 Soda fountain pioneers

Artificial mineral waters, usually called "soda water", and the soda fountain made the biggest splash in the United States. Beginning in 1806, Yale chemistry professor Benjamin Silliman sold soda waters in New Haven, Connecticut. He used a Nooth apparatus to produce his waters. Businessmen in Philadelphia and New York City also began selling soda water in the early 19th century. In the 1830s, John Matthews of New York City and John Lippincott of Philadelphia began manufacturing soda fountains. Both men were successful and built large factories for fabricating fountains.

 Soda fountains vs. bottled sodas

The drinking of either natural or artificial mineral water was considered a healthy practice. The American pharmacists selling mineral waters began to add herbs and chemicals to unflavored mineral water. They used birch bark (see birch beer), dandelion, sarsaparilla, fruit extracts, and other substances. Flavorings were also added to improve the taste. Pharmacies with soda fountains became a popular part of American culture. Many Americans frequented the soda fountain on a daily basis. Due to problems in the U.S. glass industry, bottled drinks were a small portion of the market in the 19th century. (However, they were known in England. In The Tenant of Wildfell Hall, published in 1848, the caddish Huntingdon, recovering from months of debauchery, wakes at noon and gulps a bottle of soda-water. In America, most soft drinks were dispensed and consumed at a soda fountain, usually in a drugstore or ice cream parlor.

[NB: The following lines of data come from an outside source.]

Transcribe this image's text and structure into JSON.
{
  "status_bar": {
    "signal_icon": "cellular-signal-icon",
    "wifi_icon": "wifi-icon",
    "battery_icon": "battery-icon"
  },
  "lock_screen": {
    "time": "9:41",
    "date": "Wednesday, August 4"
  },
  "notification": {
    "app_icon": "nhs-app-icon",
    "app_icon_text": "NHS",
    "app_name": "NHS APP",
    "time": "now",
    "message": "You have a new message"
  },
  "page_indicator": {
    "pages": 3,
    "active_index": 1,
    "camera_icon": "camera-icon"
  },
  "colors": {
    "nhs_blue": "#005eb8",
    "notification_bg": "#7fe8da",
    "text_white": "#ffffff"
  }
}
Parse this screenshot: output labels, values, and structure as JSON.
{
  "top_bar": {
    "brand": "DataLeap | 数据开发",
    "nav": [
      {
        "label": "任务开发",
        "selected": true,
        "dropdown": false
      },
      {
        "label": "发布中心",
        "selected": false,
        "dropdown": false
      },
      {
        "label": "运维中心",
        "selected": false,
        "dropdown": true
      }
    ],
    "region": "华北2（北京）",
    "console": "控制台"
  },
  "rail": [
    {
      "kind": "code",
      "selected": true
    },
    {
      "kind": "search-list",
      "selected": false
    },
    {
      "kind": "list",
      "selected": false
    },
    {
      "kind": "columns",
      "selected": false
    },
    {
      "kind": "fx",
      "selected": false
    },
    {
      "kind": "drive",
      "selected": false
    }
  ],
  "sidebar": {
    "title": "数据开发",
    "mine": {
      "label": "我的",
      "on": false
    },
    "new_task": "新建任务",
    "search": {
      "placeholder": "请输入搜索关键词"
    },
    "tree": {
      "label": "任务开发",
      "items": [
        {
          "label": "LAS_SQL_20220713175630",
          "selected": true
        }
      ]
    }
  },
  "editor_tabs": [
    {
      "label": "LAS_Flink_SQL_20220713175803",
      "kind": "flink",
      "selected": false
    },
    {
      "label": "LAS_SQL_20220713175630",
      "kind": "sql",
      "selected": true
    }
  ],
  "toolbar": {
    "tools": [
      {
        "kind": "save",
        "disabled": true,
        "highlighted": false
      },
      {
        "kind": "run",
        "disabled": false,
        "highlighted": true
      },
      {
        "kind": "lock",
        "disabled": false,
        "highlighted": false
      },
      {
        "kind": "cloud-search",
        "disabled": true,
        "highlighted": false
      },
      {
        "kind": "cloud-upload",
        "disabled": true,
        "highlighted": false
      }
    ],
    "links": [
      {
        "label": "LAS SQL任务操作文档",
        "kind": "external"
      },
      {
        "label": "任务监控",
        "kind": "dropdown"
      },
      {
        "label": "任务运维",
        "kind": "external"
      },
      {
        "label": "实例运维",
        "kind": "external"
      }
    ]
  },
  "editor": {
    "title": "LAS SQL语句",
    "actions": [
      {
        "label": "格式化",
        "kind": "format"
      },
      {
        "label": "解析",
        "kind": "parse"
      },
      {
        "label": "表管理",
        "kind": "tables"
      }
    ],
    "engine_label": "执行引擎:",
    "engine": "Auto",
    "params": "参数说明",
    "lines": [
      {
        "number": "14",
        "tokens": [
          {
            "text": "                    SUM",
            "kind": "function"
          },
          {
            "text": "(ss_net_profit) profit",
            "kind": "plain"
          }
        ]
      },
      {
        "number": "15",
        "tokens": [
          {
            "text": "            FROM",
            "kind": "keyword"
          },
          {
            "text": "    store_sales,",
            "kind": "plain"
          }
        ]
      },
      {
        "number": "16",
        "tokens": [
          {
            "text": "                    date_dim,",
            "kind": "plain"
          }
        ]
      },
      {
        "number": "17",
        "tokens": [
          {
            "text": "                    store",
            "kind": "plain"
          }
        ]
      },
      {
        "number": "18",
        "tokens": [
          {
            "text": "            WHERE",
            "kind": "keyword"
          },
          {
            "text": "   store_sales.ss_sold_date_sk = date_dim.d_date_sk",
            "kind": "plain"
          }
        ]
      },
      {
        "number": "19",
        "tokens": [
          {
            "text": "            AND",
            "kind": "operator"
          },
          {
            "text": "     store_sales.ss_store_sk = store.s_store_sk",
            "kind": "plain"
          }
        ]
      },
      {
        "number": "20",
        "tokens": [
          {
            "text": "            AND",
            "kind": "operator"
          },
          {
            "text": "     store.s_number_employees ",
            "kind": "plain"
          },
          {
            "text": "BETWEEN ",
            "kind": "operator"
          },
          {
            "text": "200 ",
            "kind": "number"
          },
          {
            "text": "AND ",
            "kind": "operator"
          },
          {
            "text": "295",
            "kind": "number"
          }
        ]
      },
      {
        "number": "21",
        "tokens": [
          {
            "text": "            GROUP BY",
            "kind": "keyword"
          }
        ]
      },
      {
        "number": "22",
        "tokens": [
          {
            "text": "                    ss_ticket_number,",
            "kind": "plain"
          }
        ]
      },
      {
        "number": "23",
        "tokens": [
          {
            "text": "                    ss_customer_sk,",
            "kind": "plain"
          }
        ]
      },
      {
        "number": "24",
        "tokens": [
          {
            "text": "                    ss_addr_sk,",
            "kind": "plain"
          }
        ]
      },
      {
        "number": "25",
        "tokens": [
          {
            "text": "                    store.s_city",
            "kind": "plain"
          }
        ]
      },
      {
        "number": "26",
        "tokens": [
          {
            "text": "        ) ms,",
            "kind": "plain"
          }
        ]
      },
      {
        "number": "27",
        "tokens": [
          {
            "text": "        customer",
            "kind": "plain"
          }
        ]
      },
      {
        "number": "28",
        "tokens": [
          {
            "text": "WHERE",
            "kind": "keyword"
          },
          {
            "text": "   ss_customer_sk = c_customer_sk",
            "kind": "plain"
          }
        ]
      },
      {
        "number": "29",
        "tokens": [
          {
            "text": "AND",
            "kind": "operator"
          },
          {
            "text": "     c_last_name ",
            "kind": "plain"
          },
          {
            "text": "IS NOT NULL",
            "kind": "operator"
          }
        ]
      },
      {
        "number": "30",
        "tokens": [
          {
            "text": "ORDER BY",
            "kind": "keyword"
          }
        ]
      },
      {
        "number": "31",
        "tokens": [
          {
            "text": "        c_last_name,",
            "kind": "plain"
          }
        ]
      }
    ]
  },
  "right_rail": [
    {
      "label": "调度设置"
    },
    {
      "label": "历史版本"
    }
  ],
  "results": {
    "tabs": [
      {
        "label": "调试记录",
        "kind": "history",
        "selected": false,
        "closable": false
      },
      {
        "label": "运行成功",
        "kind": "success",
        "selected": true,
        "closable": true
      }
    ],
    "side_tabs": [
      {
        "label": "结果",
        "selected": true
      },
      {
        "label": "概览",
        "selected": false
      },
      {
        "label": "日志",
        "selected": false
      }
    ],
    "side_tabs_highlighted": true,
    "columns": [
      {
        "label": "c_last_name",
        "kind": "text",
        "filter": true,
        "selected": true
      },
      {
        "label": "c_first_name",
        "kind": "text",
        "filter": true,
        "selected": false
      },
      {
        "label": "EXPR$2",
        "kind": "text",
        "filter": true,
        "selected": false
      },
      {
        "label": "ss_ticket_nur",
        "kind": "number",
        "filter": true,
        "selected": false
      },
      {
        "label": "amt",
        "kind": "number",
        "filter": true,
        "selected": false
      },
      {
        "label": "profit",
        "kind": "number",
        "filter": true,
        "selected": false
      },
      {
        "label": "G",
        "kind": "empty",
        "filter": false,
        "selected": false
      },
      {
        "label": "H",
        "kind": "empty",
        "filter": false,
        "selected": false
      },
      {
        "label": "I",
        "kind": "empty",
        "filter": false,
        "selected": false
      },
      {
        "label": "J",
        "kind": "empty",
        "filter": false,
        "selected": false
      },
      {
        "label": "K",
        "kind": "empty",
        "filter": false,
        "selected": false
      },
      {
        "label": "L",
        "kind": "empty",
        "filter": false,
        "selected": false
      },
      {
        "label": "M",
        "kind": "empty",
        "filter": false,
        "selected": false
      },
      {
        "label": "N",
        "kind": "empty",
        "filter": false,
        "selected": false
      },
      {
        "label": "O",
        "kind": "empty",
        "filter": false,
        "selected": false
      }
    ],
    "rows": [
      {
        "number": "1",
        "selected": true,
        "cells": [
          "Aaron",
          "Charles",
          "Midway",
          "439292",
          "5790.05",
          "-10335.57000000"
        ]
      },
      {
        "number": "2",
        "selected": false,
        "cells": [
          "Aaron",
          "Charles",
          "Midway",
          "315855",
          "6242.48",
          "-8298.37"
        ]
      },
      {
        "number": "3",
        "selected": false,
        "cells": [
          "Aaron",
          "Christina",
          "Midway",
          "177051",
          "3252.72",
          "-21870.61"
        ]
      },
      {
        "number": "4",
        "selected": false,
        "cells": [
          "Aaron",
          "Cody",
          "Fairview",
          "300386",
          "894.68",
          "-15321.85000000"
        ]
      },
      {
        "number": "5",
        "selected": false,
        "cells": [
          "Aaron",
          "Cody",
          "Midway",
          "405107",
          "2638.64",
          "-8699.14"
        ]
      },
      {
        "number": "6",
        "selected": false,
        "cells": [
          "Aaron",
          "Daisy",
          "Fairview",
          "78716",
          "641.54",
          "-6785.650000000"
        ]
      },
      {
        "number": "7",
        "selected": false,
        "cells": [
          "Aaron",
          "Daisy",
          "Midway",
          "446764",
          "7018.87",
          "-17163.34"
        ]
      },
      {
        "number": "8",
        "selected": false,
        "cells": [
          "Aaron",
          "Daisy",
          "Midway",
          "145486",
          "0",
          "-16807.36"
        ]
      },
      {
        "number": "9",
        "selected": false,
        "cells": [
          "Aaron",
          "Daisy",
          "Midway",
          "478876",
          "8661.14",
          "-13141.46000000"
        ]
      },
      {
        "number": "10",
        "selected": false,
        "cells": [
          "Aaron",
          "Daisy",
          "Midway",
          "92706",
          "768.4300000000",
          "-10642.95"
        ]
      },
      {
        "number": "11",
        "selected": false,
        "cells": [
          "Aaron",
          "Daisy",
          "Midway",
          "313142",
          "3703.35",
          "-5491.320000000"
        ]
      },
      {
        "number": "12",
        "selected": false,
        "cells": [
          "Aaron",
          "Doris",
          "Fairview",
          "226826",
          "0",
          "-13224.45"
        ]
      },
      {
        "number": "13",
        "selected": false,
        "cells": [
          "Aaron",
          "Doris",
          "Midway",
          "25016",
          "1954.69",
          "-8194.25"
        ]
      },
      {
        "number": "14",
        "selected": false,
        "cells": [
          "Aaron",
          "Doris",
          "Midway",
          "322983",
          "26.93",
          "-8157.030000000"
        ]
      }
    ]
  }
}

In the early 20th century, sales of bottled soda increased exponentially. In the second half of the 20th century, canned soft drinks became an important share of the market.

 Soft drink bottling industry

Over 1,500 U.S. patents were filed for either a cork, cap, or lid for the carbonated drink bottle tops during the early days of the bottling industry. Carbonated drink bottles are under great pressure from the gas. Inventors were trying to find the best way to prevent the carbon dioxide or bubbles from escaping. In 1892, the "Crown Cork Bottle Seal" was patented by William Painter, a Baltimore, Maryland machine shop operator. It was the first very successful method of keeping the bubbles in the bottle.

 Automatic production of glass bottles

In 1899, the first patent was issued for a glass-blowing machine for the automatic production of glass bottles. Earlier glass bottles had all been hand-blown. Four years later, the new bottle-blowing machine was in operation. It was first operated by the inventor, Michael Owens, an employee of Libby Glass Company. Within a few years, glass bottle production increased from 1,400 bottles a day to about 58,000 bottles a day.

 Home-Paks and vending machines

During the 1920s, "Home-Paks" were invented. "Home-Paks" are the familiar six-pack cartons made from cardboard. Vending machines also began to appear in the 1920s. Since then, soft drink vending machines have become increasingly popular. Both hot and cold drinks are sold in these self-service machines throughout the world.